◆ TRY IT: What is needed is the number of lines below that contain the string "label", with no other text.

─── DATA FOR PROCESSING

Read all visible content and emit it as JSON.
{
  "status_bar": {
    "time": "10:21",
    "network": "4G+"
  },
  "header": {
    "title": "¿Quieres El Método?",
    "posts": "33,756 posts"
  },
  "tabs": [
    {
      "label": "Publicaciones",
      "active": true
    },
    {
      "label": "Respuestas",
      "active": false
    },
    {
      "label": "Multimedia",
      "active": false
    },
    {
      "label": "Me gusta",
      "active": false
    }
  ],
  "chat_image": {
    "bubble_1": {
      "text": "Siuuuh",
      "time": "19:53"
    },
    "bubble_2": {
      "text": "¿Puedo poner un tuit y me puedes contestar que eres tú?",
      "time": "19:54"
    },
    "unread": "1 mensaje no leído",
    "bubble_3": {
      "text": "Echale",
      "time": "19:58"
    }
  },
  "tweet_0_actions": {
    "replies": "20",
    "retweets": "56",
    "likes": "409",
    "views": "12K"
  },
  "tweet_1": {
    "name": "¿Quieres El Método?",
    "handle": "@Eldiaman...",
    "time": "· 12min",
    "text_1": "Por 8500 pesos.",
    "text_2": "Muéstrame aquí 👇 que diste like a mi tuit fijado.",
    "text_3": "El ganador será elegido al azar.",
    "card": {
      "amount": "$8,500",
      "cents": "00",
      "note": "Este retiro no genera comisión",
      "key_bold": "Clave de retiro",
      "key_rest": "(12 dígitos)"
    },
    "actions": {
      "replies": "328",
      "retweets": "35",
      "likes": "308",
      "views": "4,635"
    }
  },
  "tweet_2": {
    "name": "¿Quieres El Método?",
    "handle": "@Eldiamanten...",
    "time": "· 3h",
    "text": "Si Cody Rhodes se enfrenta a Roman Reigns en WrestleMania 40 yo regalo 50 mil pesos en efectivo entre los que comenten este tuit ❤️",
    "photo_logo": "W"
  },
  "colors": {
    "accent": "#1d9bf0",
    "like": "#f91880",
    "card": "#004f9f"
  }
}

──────

◆ TASK RESULT: 4